 Jenny rides a 1946 Harley, and is working on getting her '34 Ford pickup truck on the road now.

Cool Metalflake Clutch Bag

Alien Prequel "Prometheus" TED Talk Trailer with Guy Pearce

Ridley Scott created this teaser trailer for his upcoming Alien prequel, Prometheus, which is due in theaters in early June. We understand that this is not actually a clip from the movie itself, but a kind of backgrounder to the movie. It features Guy Pearce as "Ted Weyland," CEO of the fictional Weyland Corporation that was responsible for the disastrous mission to the alien spaceship in Alien. It's chilling and fascinating, with Weyland boasting of the glorious future of mankind that Weyland Corp. is designing. Very much a tale of that "pride goeth before a fall," or what the Greeks called hubris, that overreaching pride that calls forth Nemesis... you just know it's not going to end well.

The setting here is a TED Talk in the year 2023. Enjoy...

March 22 Update: We've posted the new Prometheus trailer here

The Porsche 911 Design Challenge

1972 Porsche 911E
Porsche and Co.Design magazine have just announced a new design competition that qualifies as cool: Design a product that is "bigger than a purse and smaller than a living room" incorporating three design elements of the classic Porsche 911 and you could win a one-year lease on a brand-new 911 or $20,000, your choice (that's a tough one...). And by the way, it can be anything but a car.

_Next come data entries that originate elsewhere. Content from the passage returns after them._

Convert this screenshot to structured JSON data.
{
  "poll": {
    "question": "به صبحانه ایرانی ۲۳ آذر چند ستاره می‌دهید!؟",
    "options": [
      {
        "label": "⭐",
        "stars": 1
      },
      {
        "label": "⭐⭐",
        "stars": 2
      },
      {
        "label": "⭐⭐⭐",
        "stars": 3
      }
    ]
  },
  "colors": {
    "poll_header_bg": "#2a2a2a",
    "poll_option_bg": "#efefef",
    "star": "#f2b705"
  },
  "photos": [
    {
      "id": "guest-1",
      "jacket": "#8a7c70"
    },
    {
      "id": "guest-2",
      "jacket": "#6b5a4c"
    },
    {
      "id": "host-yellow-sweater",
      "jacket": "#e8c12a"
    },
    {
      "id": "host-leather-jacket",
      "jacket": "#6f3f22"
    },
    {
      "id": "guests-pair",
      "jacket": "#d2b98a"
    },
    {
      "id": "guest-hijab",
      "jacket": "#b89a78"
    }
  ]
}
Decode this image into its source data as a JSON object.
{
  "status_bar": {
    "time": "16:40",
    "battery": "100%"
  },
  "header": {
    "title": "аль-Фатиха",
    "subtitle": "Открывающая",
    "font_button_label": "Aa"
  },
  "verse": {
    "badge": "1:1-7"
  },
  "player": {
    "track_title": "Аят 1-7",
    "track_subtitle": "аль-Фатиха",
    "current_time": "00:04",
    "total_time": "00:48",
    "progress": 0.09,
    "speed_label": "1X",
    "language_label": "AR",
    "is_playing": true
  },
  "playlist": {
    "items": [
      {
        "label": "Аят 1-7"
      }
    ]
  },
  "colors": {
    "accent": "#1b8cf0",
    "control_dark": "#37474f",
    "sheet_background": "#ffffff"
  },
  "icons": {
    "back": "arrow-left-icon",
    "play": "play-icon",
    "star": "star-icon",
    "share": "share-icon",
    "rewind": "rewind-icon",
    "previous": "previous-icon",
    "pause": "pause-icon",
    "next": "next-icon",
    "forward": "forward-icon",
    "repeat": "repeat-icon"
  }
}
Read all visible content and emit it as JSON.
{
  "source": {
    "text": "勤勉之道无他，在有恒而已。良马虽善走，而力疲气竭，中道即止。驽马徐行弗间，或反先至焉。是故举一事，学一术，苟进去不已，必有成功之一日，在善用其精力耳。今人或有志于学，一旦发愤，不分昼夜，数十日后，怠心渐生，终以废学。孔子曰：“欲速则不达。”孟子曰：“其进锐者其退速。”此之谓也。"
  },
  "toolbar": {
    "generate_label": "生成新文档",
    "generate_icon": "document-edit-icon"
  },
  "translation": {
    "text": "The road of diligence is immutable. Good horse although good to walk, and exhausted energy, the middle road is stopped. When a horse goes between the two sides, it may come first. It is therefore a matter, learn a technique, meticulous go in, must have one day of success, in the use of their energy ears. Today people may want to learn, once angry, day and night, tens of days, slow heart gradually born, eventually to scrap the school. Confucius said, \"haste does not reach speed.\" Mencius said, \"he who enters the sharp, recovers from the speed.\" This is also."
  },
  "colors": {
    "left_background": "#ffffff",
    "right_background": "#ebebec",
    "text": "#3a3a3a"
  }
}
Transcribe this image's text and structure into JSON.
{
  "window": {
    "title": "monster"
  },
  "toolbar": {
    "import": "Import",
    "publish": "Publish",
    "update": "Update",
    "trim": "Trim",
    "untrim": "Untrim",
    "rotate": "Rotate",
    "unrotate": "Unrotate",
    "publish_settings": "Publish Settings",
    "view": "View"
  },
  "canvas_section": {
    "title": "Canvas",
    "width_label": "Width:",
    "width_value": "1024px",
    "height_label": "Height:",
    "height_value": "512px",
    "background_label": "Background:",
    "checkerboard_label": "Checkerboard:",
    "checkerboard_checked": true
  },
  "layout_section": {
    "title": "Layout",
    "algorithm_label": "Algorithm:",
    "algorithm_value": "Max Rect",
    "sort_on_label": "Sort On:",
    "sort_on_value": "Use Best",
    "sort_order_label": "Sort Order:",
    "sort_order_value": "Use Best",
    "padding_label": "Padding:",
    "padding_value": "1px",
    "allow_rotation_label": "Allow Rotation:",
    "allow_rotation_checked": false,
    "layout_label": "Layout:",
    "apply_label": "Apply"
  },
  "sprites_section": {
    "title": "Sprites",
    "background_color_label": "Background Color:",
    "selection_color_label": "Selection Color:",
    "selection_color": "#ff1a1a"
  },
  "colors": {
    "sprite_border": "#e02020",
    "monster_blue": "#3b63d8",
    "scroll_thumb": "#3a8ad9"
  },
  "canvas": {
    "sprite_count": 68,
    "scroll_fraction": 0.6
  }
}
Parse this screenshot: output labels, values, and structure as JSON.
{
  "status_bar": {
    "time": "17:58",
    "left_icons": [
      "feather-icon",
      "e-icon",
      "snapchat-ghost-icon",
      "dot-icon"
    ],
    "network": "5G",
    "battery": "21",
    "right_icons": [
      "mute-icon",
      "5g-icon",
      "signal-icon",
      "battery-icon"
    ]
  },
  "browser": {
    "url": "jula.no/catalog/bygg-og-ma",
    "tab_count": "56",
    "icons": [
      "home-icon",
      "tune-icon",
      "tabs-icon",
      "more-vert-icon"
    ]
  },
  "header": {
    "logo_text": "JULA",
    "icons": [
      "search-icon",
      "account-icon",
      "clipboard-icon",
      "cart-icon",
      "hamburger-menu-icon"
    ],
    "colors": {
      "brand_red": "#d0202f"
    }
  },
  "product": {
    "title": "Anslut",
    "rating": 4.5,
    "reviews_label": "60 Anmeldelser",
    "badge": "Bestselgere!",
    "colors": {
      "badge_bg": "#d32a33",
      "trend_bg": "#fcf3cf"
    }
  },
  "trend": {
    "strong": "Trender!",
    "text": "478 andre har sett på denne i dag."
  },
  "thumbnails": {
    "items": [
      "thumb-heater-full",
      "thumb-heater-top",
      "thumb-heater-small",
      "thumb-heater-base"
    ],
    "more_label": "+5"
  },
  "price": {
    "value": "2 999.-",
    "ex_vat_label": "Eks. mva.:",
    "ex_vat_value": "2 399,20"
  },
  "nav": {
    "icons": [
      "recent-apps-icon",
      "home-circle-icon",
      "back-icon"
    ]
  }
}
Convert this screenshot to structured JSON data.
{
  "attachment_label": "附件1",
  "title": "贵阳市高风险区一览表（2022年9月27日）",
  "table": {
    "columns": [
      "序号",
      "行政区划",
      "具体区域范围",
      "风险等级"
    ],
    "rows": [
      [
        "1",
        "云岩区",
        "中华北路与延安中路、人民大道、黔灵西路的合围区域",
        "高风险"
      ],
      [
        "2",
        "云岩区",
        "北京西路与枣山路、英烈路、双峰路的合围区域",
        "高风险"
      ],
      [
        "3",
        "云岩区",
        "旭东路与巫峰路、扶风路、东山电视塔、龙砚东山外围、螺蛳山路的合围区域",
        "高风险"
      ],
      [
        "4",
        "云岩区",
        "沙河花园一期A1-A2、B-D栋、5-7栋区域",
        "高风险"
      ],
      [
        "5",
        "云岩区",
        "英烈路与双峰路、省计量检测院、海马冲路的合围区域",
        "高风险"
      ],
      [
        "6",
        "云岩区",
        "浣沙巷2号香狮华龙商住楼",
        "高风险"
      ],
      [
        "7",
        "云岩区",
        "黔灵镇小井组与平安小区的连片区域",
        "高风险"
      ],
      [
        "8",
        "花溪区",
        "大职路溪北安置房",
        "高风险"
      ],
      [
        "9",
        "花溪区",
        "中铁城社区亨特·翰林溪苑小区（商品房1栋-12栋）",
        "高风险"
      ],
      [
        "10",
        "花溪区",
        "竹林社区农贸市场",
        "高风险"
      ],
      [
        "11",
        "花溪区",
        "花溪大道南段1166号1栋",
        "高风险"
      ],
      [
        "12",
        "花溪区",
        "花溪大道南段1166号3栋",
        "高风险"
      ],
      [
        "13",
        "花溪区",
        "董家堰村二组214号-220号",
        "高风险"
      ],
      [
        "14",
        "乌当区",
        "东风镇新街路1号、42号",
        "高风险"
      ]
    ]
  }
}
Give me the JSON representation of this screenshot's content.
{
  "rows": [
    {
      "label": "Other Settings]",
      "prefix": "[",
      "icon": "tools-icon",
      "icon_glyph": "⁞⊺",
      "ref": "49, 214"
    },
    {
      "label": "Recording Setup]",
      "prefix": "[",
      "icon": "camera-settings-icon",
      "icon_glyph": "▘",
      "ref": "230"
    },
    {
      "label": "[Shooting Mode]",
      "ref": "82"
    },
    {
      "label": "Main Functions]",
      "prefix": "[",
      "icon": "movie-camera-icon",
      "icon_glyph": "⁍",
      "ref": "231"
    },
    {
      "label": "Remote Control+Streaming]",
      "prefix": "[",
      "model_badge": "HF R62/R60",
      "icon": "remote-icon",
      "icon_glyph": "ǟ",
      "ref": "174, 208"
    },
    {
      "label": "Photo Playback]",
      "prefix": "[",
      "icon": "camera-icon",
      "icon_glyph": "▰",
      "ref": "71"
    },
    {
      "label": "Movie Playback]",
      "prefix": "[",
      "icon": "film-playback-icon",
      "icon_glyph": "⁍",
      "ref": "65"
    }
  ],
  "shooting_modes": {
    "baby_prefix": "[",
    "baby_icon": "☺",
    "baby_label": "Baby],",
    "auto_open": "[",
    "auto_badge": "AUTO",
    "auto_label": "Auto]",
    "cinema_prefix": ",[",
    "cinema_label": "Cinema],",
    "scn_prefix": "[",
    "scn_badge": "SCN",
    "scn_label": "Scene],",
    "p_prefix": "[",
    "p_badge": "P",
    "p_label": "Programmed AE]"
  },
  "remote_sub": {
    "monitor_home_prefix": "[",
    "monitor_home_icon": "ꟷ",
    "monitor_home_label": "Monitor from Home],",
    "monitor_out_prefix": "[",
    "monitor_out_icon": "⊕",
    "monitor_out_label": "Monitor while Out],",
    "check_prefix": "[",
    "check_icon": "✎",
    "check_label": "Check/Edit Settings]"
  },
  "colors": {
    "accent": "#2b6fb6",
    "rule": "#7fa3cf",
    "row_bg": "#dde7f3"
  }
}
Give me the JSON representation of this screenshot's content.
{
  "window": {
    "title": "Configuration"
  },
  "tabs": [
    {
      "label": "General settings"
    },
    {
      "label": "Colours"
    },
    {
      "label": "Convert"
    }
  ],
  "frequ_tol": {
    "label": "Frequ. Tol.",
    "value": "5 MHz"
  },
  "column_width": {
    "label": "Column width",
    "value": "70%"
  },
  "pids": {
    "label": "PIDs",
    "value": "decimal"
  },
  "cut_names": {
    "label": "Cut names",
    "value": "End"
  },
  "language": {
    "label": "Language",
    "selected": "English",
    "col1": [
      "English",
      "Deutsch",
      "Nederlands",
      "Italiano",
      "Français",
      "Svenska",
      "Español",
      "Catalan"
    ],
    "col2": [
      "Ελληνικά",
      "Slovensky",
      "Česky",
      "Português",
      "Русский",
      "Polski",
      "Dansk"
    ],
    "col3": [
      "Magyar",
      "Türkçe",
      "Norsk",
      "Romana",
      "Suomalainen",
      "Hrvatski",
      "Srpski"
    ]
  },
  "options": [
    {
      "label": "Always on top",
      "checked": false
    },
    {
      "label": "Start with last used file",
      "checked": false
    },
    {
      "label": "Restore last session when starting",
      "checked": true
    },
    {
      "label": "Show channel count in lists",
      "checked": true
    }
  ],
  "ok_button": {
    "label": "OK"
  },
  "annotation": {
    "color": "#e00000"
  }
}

Three gurus of industrial design will judge the entries. Are you game? Check it out:

 Co.Design Porsche 911 Design Challenge

UPDATE: F.A. Porsche, designer of the original 911 of 1963, has just passed away at the age of 76.
Real Time Analytics